He has appointed a trio of heavy-handed prelates led by opus Dei leader Julian Herranz to stop the leaks—one way or another.
About praising and embracing the booty in all of its forms, the song, in a way, could be seen as an opus of sorts for Minaj.
This is held by some writers to be “opus filatorium,” or “opus araneum” (spider work).
The next year his opus 20, "A Book of Songs," 108 was published.
Probably the most familiar of all the Nocturnes is the one in E flat, the second in the first set, opus 9.
The "Melody and Intermezzo" of opus 20 makes a sprightly humoresque.
The most effective of the polonaises, his opus 53, also breathes forth martial ardor and defiance.
Foerster calls this Quartette "far inferior" to a second one, opus 40.
Dust and mud do not adhere somehow to an opus Alexandrinum pavement.
Bullard has set some of Shelley's lyrics for voice and harp or piano, in opus 17.

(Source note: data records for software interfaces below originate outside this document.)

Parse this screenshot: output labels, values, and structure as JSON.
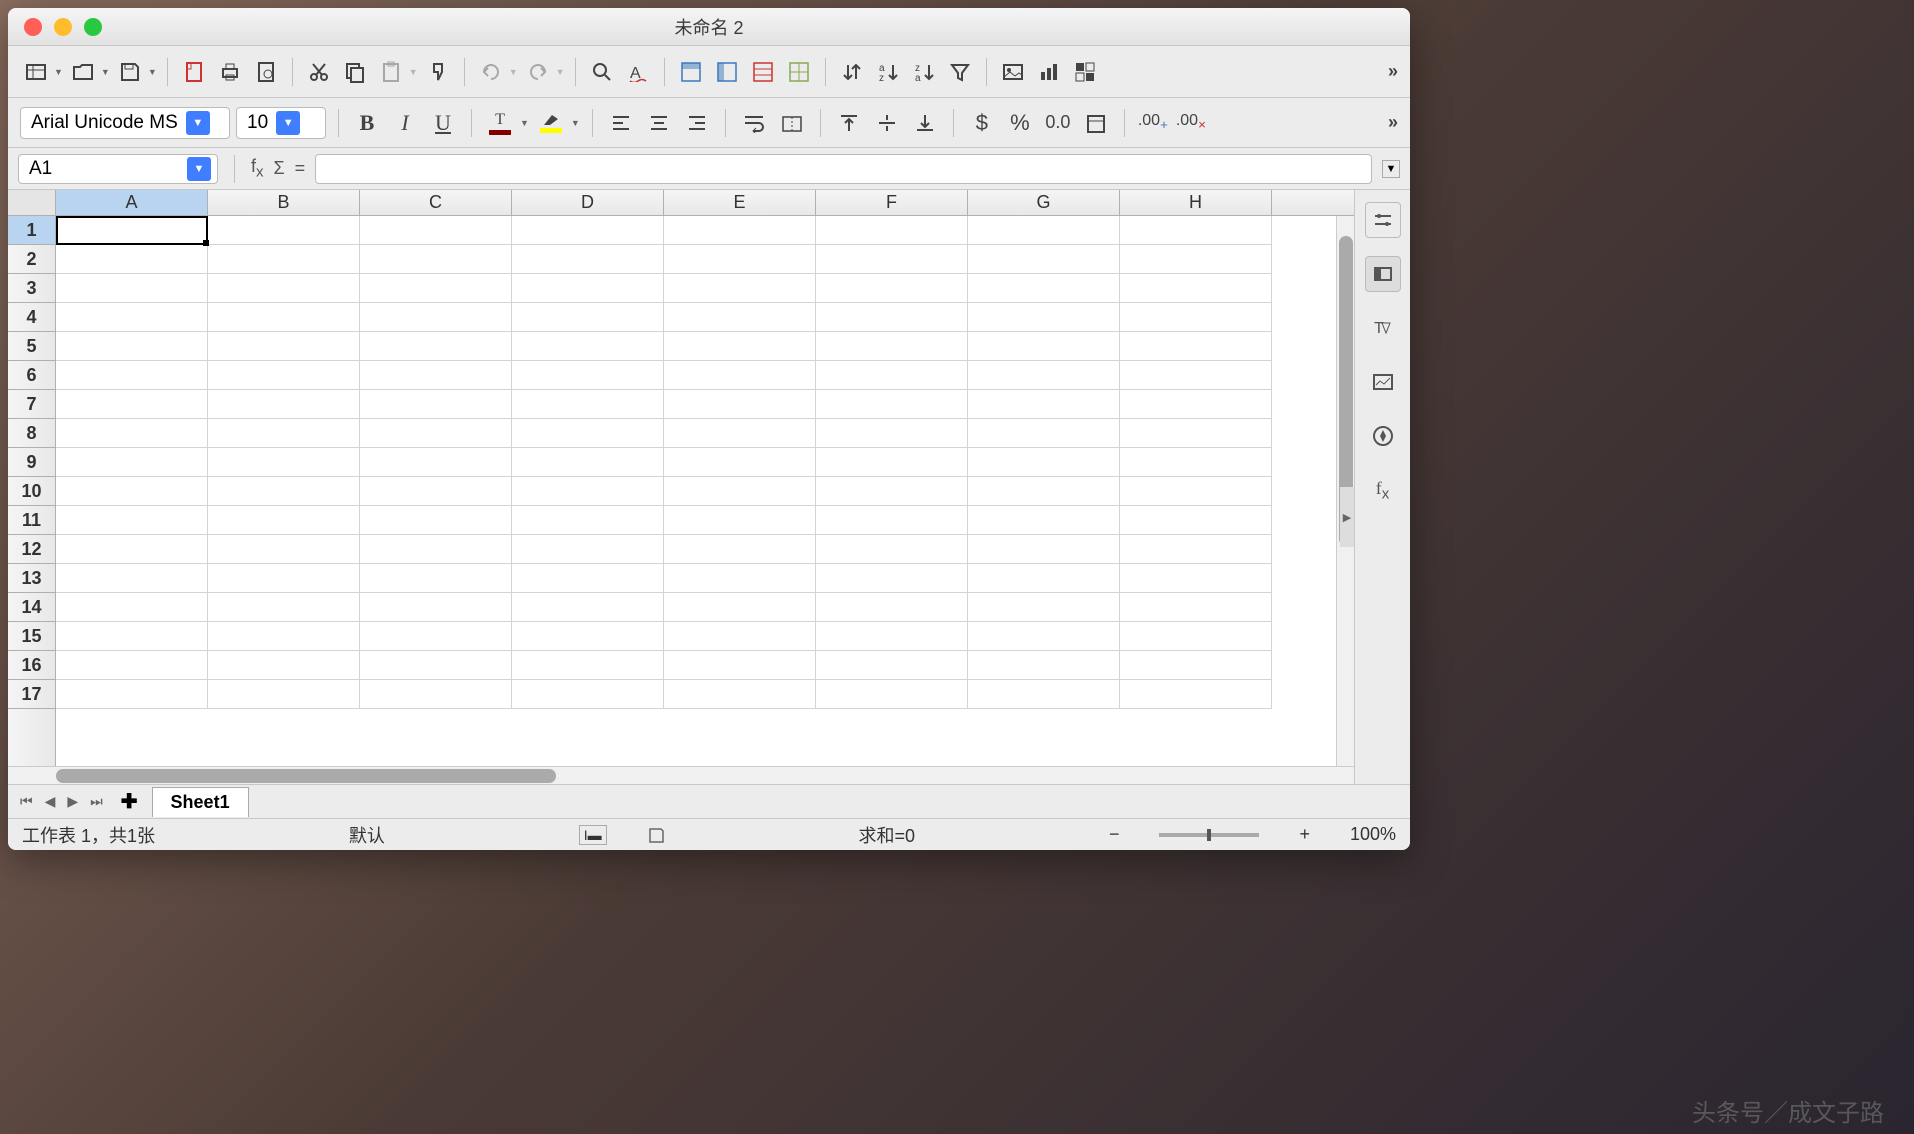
{
  "window": {
    "title": "未命名 2"
  },
  "toolbar": {
    "icons": [
      "new-doc",
      "open",
      "save",
      "export-pdf",
      "print",
      "print-preview",
      "cut",
      "copy",
      "paste",
      "clone-format",
      "format-paint",
      "undo",
      "redo",
      "find",
      "spellcheck",
      "row-header",
      "col-header",
      "freeze",
      "split",
      "sort",
      "sort-asc",
      "sort-desc",
      "autofilter",
      "image",
      "chart",
      "pivot"
    ]
  },
  "format": {
    "font_name": "Arial Unicode MS",
    "font_size": "10"
  },
  "formula": {
    "cell_ref": "A1",
    "formula_value": ""
  },
  "grid": {
    "columns": [
      "A",
      "B",
      "C",
      "D",
      "E",
      "F",
      "G",
      "H"
    ],
    "rows": [
      "1",
      "2",
      "3",
      "4",
      "5",
      "6",
      "7",
      "8",
      "9",
      "10",
      "11",
      "12",
      "13",
      "14",
      "15",
      "16",
      "17"
    ],
    "selected_col": "A",
    "selected_row": "1"
  },
  "tabs": {
    "sheet_name": "Sheet1"
  },
  "status": {
    "sheet_info": "工作表 1，共1张",
    "style": "默认",
    "sum": "求和=0",
    "zoom": "100%"
  },
  "watermark": "头条号／成文子路"
}
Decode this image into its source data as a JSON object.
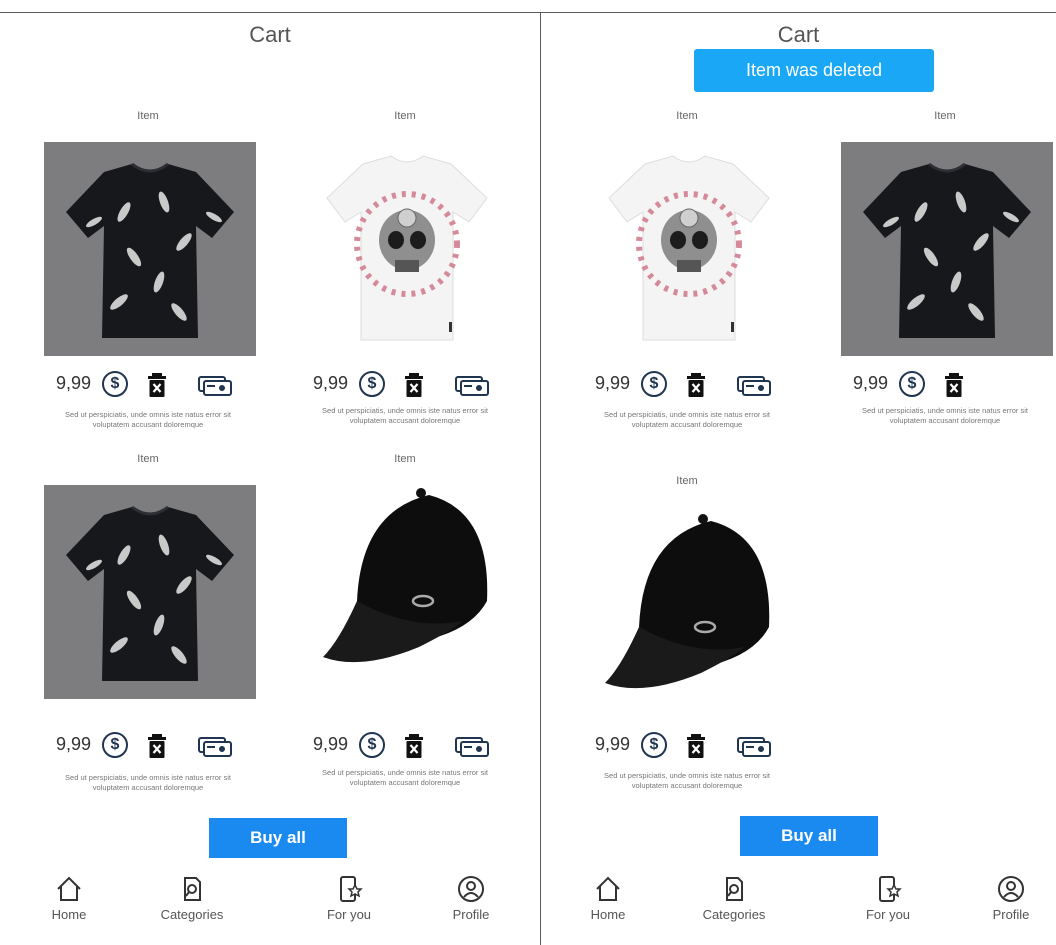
{
  "left_screen": {
    "title": "Cart",
    "items": [
      {
        "label": "Item",
        "price": "9,99",
        "description": "Sed ut perspiciatis, unde omnis iste natus error sit voluptatem accusant doloremque",
        "image": "black-feather-tshirt"
      },
      {
        "label": "Item",
        "price": "9,99",
        "description": "Sed ut perspiciatis, unde omnis iste natus error sit voluptatem accusant doloremque",
        "image": "white-skull-tshirt"
      },
      {
        "label": "Item",
        "price": "9,99",
        "description": "Sed ut perspiciatis, unde omnis iste natus error sit voluptatem accusant doloremque",
        "image": "black-feather-tshirt"
      },
      {
        "label": "Item",
        "price": "9,99",
        "description": "Sed ut perspiciatis, unde omnis iste natus error sit voluptatem accusant doloremque",
        "image": "black-cap"
      }
    ],
    "buy_all_label": "Buy all"
  },
  "right_screen": {
    "title": "Cart",
    "toast": "Item was deleted",
    "items": [
      {
        "label": "Item",
        "price": "9,99",
        "description": "Sed ut perspiciatis, unde omnis iste natus error sit voluptatem accusant doloremque",
        "image": "white-skull-tshirt"
      },
      {
        "label": "Item",
        "price": "9,99",
        "description": "Sed ut perspiciatis, unde omnis iste natus error sit voluptatem accusant doloremque",
        "image": "black-feather-tshirt"
      },
      {
        "label": "Item",
        "price": "9,99",
        "description": "Sed ut perspiciatis, unde omnis iste natus error sit voluptatem accusant doloremque",
        "image": "black-cap"
      }
    ],
    "buy_all_label": "Buy all"
  },
  "nav": {
    "home": "Home",
    "categories": "Categories",
    "for_you": "For you",
    "profile": "Profile"
  },
  "colors": {
    "toast": "#1aa7f5",
    "button": "#1a8af0",
    "icon_dark": "#1f3550"
  }
}
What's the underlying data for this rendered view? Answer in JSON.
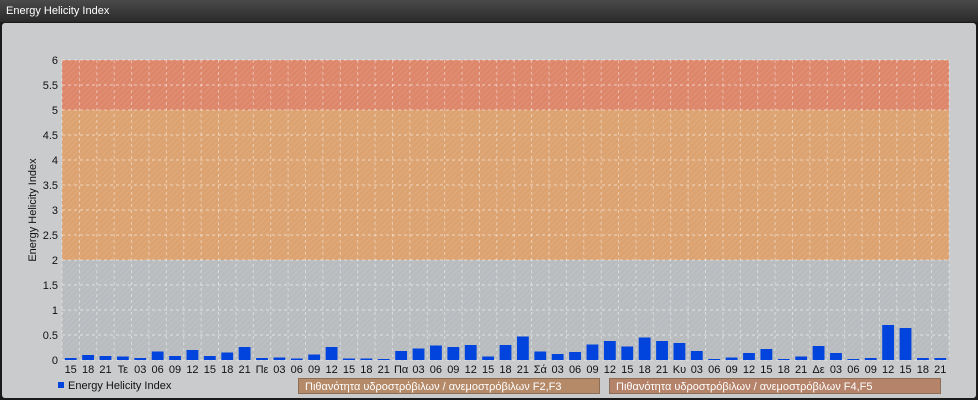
{
  "window": {
    "title": "Energy Helicity Index"
  },
  "chart_data": {
    "type": "bar",
    "ylabel": "Energy Helicity Index",
    "ylim": [
      0,
      6
    ],
    "yticks": [
      "0",
      "0.5",
      "1",
      "1.5",
      "2",
      "2.5",
      "3",
      "3.5",
      "4",
      "4.5",
      "5",
      "5.5",
      "6"
    ],
    "grid": true,
    "categories": [
      "15",
      "18",
      "21",
      "Τε",
      "03",
      "06",
      "09",
      "12",
      "15",
      "18",
      "21",
      "Πε",
      "03",
      "06",
      "09",
      "12",
      "15",
      "18",
      "21",
      "Πα",
      "03",
      "06",
      "09",
      "12",
      "15",
      "18",
      "21",
      "Σά",
      "03",
      "06",
      "09",
      "12",
      "15",
      "18",
      "21",
      "Κυ",
      "03",
      "06",
      "09",
      "12",
      "15",
      "18",
      "21",
      "Δε",
      "03",
      "06",
      "09",
      "12",
      "15",
      "18",
      "21"
    ],
    "series": [
      {
        "name": "Energy Helicity Index",
        "color": "#0044dd",
        "values": [
          0.04,
          0.1,
          0.08,
          0.07,
          0.04,
          0.17,
          0.08,
          0.2,
          0.08,
          0.15,
          0.26,
          0.04,
          0.05,
          0.03,
          0.11,
          0.26,
          0.03,
          0.03,
          0.02,
          0.18,
          0.23,
          0.29,
          0.26,
          0.3,
          0.07,
          0.3,
          0.47,
          0.17,
          0.12,
          0.16,
          0.31,
          0.38,
          0.27,
          0.45,
          0.38,
          0.34,
          0.18,
          0.02,
          0.05,
          0.14,
          0.22,
          0.02,
          0.07,
          0.28,
          0.14,
          0.02,
          0.04,
          0.7,
          0.64,
          0.04,
          0.04
        ]
      }
    ],
    "bands": [
      {
        "from": 2,
        "to": 5,
        "color": "#dca270",
        "label": "Πιθανότητα υδροστρόβιλων / ανεμοστρόβιλων F2,F3"
      },
      {
        "from": 5,
        "to": 6,
        "color": "#dd866a",
        "label": "Πιθανότητα υδροστρόβιλων / ανεμοστρόβιλων F4,F5"
      }
    ],
    "legend_position": "bottom"
  }
}
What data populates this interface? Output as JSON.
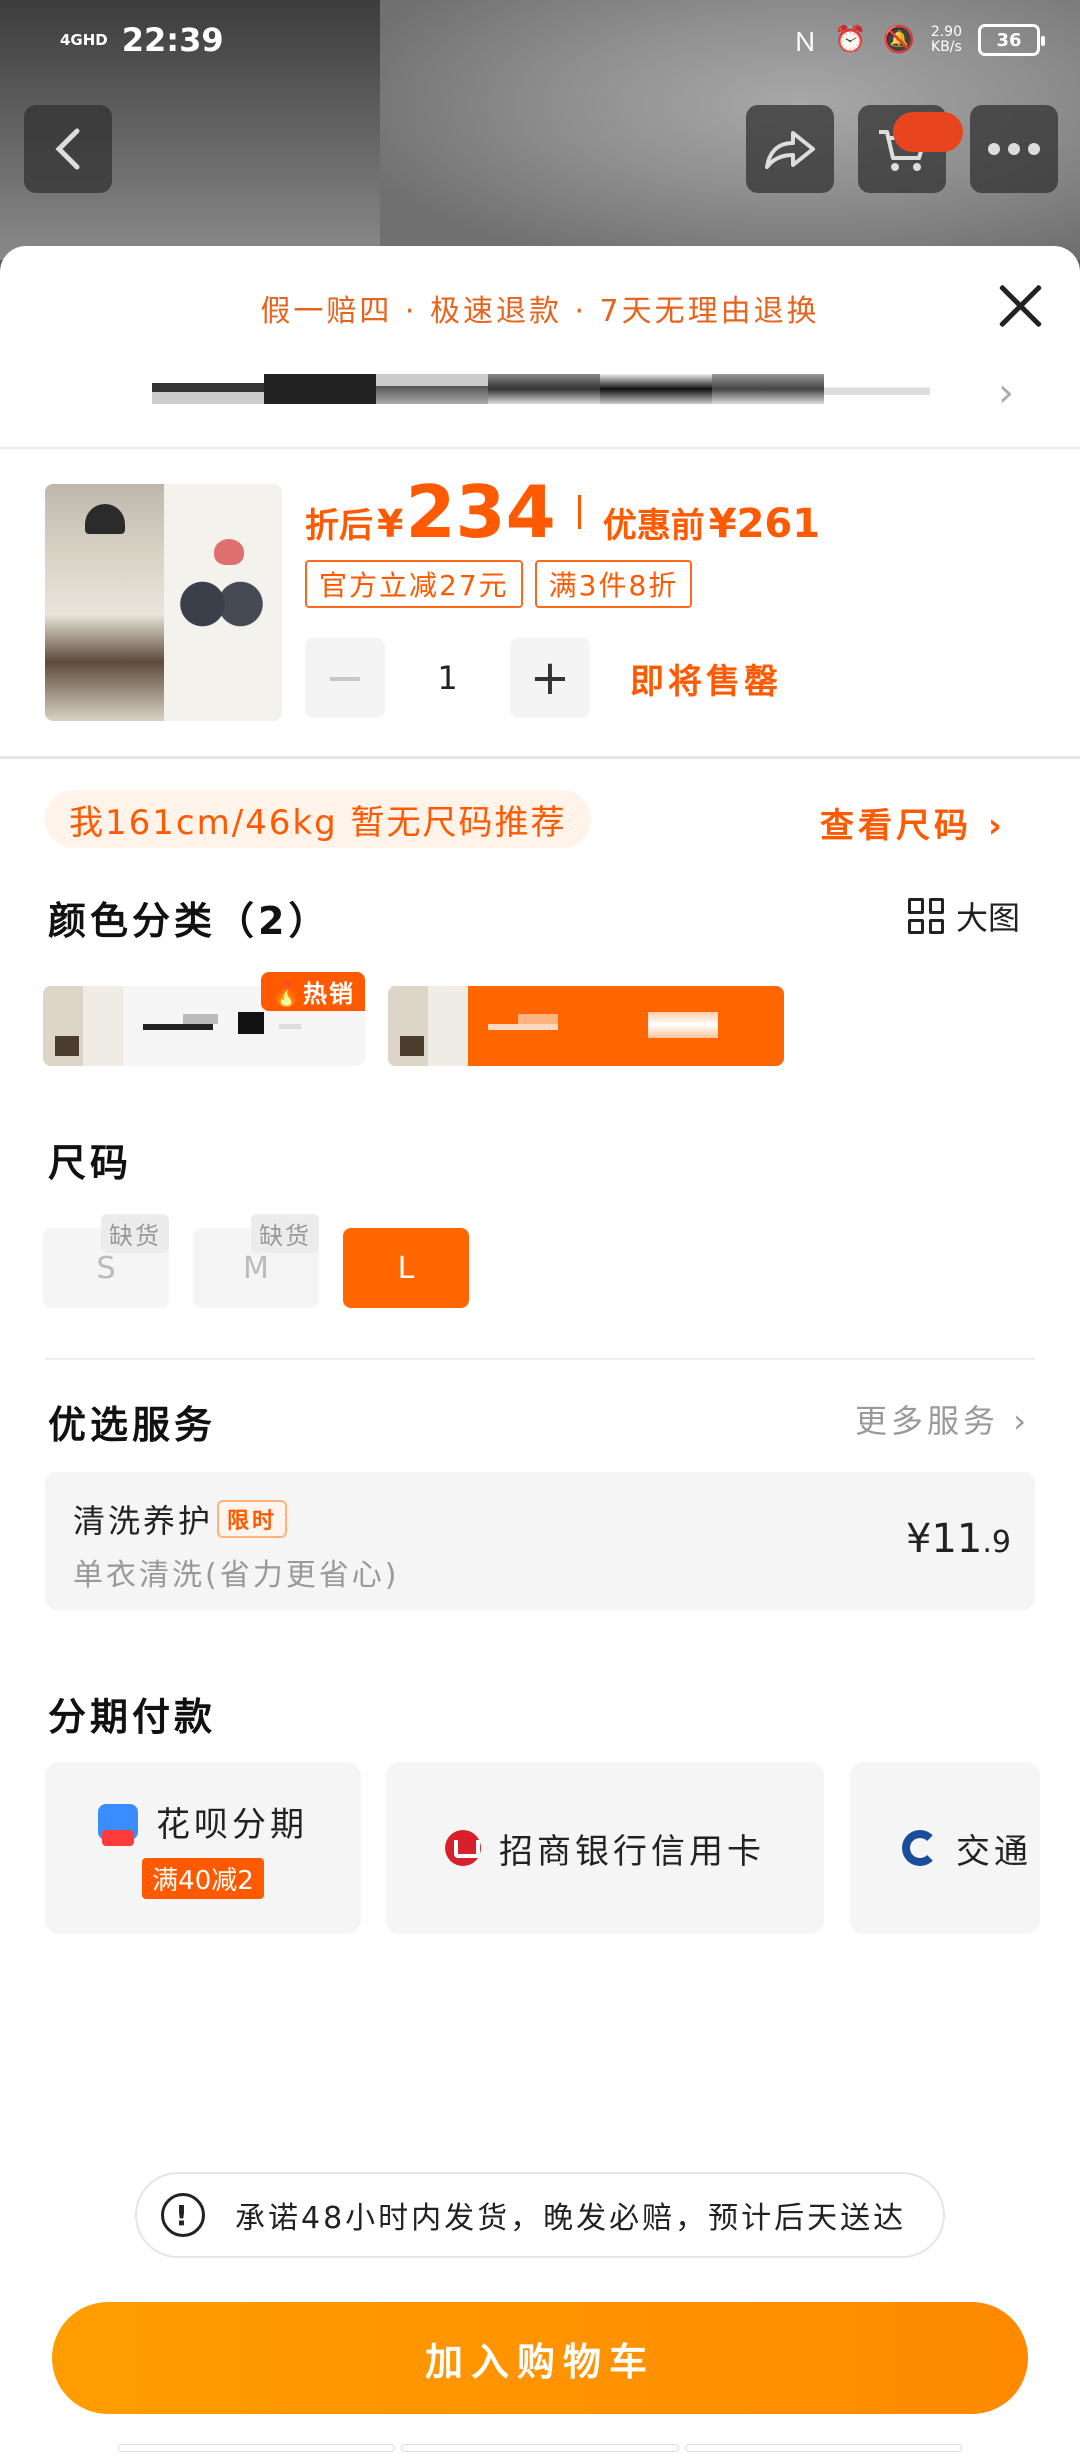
{
  "status_bar": {
    "network": "4GHD",
    "time": "22:39",
    "speed_value": "2.90",
    "speed_unit": "KB/s",
    "battery": "36"
  },
  "sheet": {
    "promise": "假一赔四 · 极速退款 · 7天无理由退换"
  },
  "product": {
    "price_prefix": "折后",
    "currency": "¥",
    "price": "234",
    "orig_prefix": "优惠前",
    "orig_price": "261",
    "tags": [
      "官方立减27元",
      "满3件8折"
    ],
    "quantity": "1",
    "minus": "−",
    "plus": "+",
    "status": "即将售罄"
  },
  "size_tip": "我161cm/46kg 暂无尺码推荐",
  "size_link": "查看尺码",
  "color_section": {
    "title": "颜色分类（2）",
    "big_pic_label": "大图",
    "hot_badge": "热销"
  },
  "size_section": {
    "title": "尺码",
    "sizes": [
      {
        "label": "S",
        "badge": "缺货"
      },
      {
        "label": "M",
        "badge": "缺货"
      },
      {
        "label": "L",
        "badge": ""
      }
    ]
  },
  "service_section": {
    "title": "优选服务",
    "more": "更多服务",
    "item_name": "清洗养护",
    "item_badge": "限时",
    "item_desc": "单衣清洗(省力更省心)",
    "item_price_main": "¥11",
    "item_price_decimal": ".9"
  },
  "installment_section": {
    "title": "分期付款",
    "options": [
      {
        "name": "花呗分期",
        "sub": "满40减2",
        "icon": "huabei-icon"
      },
      {
        "name": "招商银行信用卡",
        "icon": "cmb-bank-icon"
      },
      {
        "name": "交通",
        "icon": "bocom-bank-icon"
      }
    ]
  },
  "notice": "承诺48小时内发货，晚发必赔，预计后天送达",
  "add_to_cart": "加入购物车",
  "colors": {
    "accent": "#FF6600",
    "cta": "#FF9500"
  }
}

"a work, composition," especially a musical one, 1809, from Latin opus "a work, labor, exertion" (source of Italian opera, French oeuvre, Spanish obra), from PIE root *op- (Germanic *ob-) "to work, produce in abundance," originally of agriculture later extended to religious acts (cf. Sanskrit apas- "work, religious act;" Avestan hvapah- "good deed;" Old High German uoben "to start work, to practice, to honor;" German üben "to exercise, practice;" Dutch oefenen, Old Norse æfa, Danish øve "to exercise, practice;" Old English æfnan "to perform, work, do," afol "power"). The plural, seldom used as such, is opera.